Some claim the shortage of childhood vaccines is due to the drug companies monopoly. The real reason is lack of political priority

The public health gospel teaches us that most health is gained or lost outside the NHS. So public health programmes such as tackling inequalities and Saving Lives: our healthier nation need at least 10 years to deliver real benefits. A cynic might say such a time-frame lets government and local agencies off the hook while we focus, as ever, on short-term objectives.

But sandwiched unobtrusively within the objectives of waiting- list targets in the latest national priorities guidance sit the key short term public health objectives for immunisation.

1 Immunisation was selected as one of the top 10 public health achievements in the US.

2 Not so in the UK. Trends in the uptake of childhood immunisation have been depressing - especially for measles, mumps and rubella.

3 The old reasons are still to blame: difficulty reaching and recording mobile, inner-city populations, parents unfounded concerns fuelled by unbalanced media reporting, practitioners uninformed views and target payments that don't provide enough incentive for practices with the lowest uptakes.

But now the shortage of childhood vaccines - including the new meningitis C vaccines, BCG and PPD - has set us back further. This shortage has been quietly accumulating over many months.

Some claim the difficulty lies with drug companies monopoly over vaccine production. The real reason has more to do with the lack of political priority given to immunisation.

If the supply of Tamoxifen were suddenly at risk of drying up, wouldn't there be an immediate professional, public and political outcry resulting in a quick resolution of the problem? It is arguably a life prolonging drug for many women.

But isn't the health of children equally important?

What has been done to combat this shortage? The Department of Health has issued a flurry of messages reassuring us of the continuity of vaccine supply. We have been promised that the supply of diphtheria and tetanus has been secured through an alternative producer, and that increased supplies of the new meningitis vaccine will be available for the campaigns next phase.

4 Those delivering the programme know it will not be enough, and colleagues are intimating not to be in too much of a hurry to get it into top gear in case the supply runs out again. Who will count the cost to the children and young people who we have tried so hard to reach, and who may not come back when recalled?

Rates of 74 per cent uptake based only on a random sample of universities are not high enough, and will need to be set against the actual rates achieved in every district.

As for BCG, there is no prospect of continuity of vaccine supply. The schools BCG programmes have been shut down, and neonatal and essential contact-tracing programmes may be at risk.

Little noise has been made about this. It clearly isn't a key issue outside London and deprived inner city areas. What would the mayor of London have to say?

Clearly, schools BCG programmes are not the only plank of TB control in the inner city, reflected in the latest TB policy framework from London regional office, which rightly emphasises treatment completion.

5 Cities such as New York have effectively controlled their own TB epidemic without a BCG programme. But if this is the case, why is it still national policy to retain a BCG schools programme if we need to shift the much-needed resources into other aspects of TB prevention?

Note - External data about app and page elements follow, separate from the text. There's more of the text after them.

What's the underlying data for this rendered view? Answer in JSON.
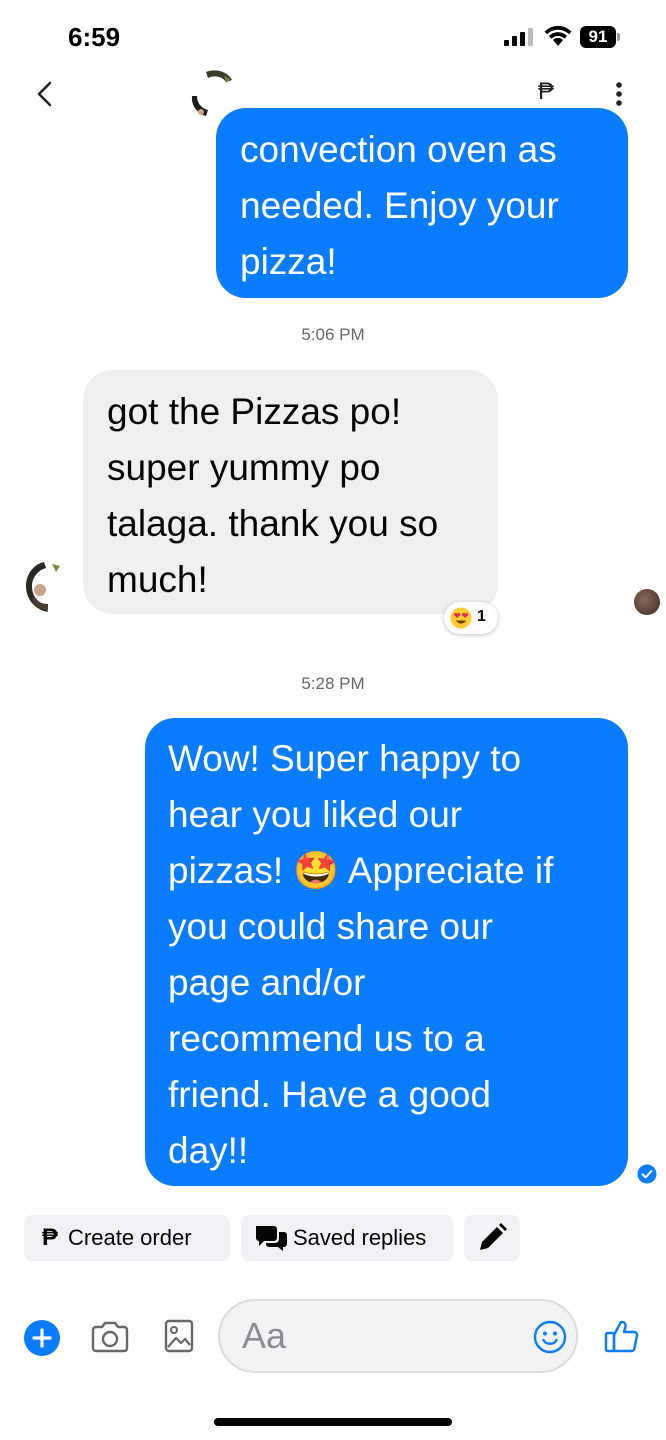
{
  "status_bar": {
    "time": "6:59",
    "battery": "91"
  },
  "header": {
    "peso_symbol": "₱"
  },
  "messages": [
    {
      "id": "msg1",
      "direction": "outgoing",
      "lines": [
        "convection oven as",
        "needed. Enjoy your",
        "pizza!"
      ]
    },
    {
      "id": "msg2",
      "direction": "incoming",
      "lines": [
        "got the Pizzas po!",
        "super yummy po",
        "talaga. thank you so",
        "much!"
      ],
      "reaction": {
        "count": "1"
      }
    },
    {
      "id": "msg3",
      "direction": "outgoing",
      "lines": [
        "Wow! Super happy to",
        "hear you liked our",
        "pizzas! 🤩 Appreciate if",
        "you could share our",
        "page and/or",
        "recommend us to a",
        "friend. Have a good",
        "day!!"
      ]
    }
  ],
  "timestamps": [
    "5:06 PM",
    "5:28 PM"
  ],
  "quick_actions": {
    "create_order": "Create order",
    "saved_replies": "Saved replies",
    "peso_symbol": "₱"
  },
  "composer": {
    "placeholder": "Aa"
  },
  "colors": {
    "outgoing_bubble": "#0a7cff",
    "incoming_bubble": "#f0f0f0",
    "accent": "#0a7cff"
  }
}
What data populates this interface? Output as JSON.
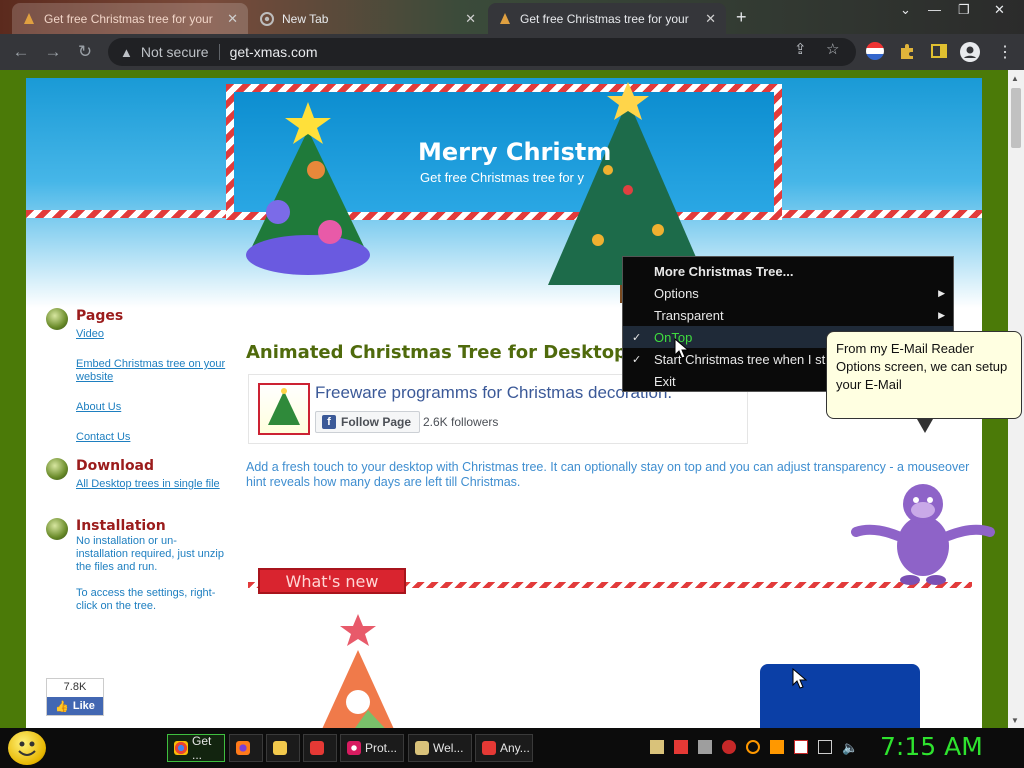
{
  "browser": {
    "tabs": [
      {
        "title": "Get free Christmas tree for your",
        "active": false
      },
      {
        "title": "New Tab",
        "active": false
      },
      {
        "title": "Get free Christmas tree for your",
        "active": true
      }
    ],
    "new_tab": "+",
    "address": {
      "security": "Not secure",
      "url": "get-xmas.com"
    }
  },
  "page": {
    "banner_title": "Merry Christm",
    "banner_subtitle": "Get free Christmas tree for y",
    "sidebar": {
      "pages_heading": "Pages",
      "pages_links": [
        "Video",
        "Embed Christmas tree on your website",
        "About Us",
        "Contact Us"
      ],
      "download_heading": "Download",
      "download_link": "All Desktop trees in single file",
      "installation_heading": "Installation",
      "installation_text": "No installation or un-installation required, just unzip the files and run.",
      "installation_text2": "To access the settings, right-click on the tree."
    },
    "title": "Animated Christmas Tree for Desktop",
    "facebook": {
      "page_name": "Freeware programms for Christmas decoration.",
      "follow_label": "Follow Page",
      "followers": "2.6K followers"
    },
    "description": "Add a fresh touch to your desktop with Christmas tree. It can optionally stay on top and you can adjust transparency - a mouseover hint reveals how many days are left till Christmas.",
    "whats_new": "What's new",
    "like": {
      "count": "7.8K",
      "label": "Like"
    }
  },
  "context_menu": {
    "items": [
      {
        "label": "More Christmas Tree...",
        "checked": false,
        "submenu": false
      },
      {
        "label": "Options",
        "checked": false,
        "submenu": true
      },
      {
        "label": "Transparent",
        "checked": false,
        "submenu": true
      },
      {
        "label": "OnTop",
        "checked": true,
        "submenu": false
      },
      {
        "label": "Start Christmas tree when I st",
        "checked": true,
        "submenu": false
      },
      {
        "label": "Exit",
        "checked": false,
        "submenu": false
      }
    ]
  },
  "tooltip": {
    "text": "From my E-Mail Reader Options screen, we can setup your E-Mail"
  },
  "taskbar": {
    "buttons": [
      {
        "label": "Get ...",
        "active": true
      },
      {
        "label": "",
        "active": false
      },
      {
        "label": "",
        "active": false
      },
      {
        "label": "",
        "active": false
      },
      {
        "label": "Prot...",
        "active": false
      },
      {
        "label": "Wel...",
        "active": false
      },
      {
        "label": "Any...",
        "active": false
      }
    ],
    "clock": "7:15 AM"
  },
  "colors": {
    "accent_green": "#4b7a08",
    "clock_green": "#2ee32e",
    "heading_red": "#9b1c1c",
    "link_blue": "#1e7fc0"
  }
}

The DoH has attempted to call the drug manufacturers to account, bringing some - but not enough - improvement in the supply of the meningitis vaccine. Yet despite months of shortage, and speculation in the GP press, no formal guidance has been issued on how health authorities GP target payments should recognise any reductions in uptake targets because of the shortage.

The only sensible solution - suggested by local medical committees - would be for HAs to continue to pay GPs on the basis of the uptake in the same quarter in the previous year. Money for old rope, some may say, but preventing public health effort from being wasted and minimising further risk for children are all part of this argument.

So what needs to be done? First, the DoH should resolve the GP payment issue to avoid penalising communities and their GPs for something beyond their control.

Second, the meningitis vaccine makers should have further bombs put under them until the supply route is adequate, and specially protected supplies of BCG should be provided to those parts of the country where the risk is highest.

How should this be done? If we have a monopoly supplier we should use our good World Health Organisation connections to airlift supplies. Third World problems need Third World solutions.

Finally, we must reform our dinosaur communications system for notifying which vaccines are available. We are all in electronic contact - we should use it properly .

The longer-term challenge is for the DoH to hold the drug manufacturers more effectively to account for their contribution to health.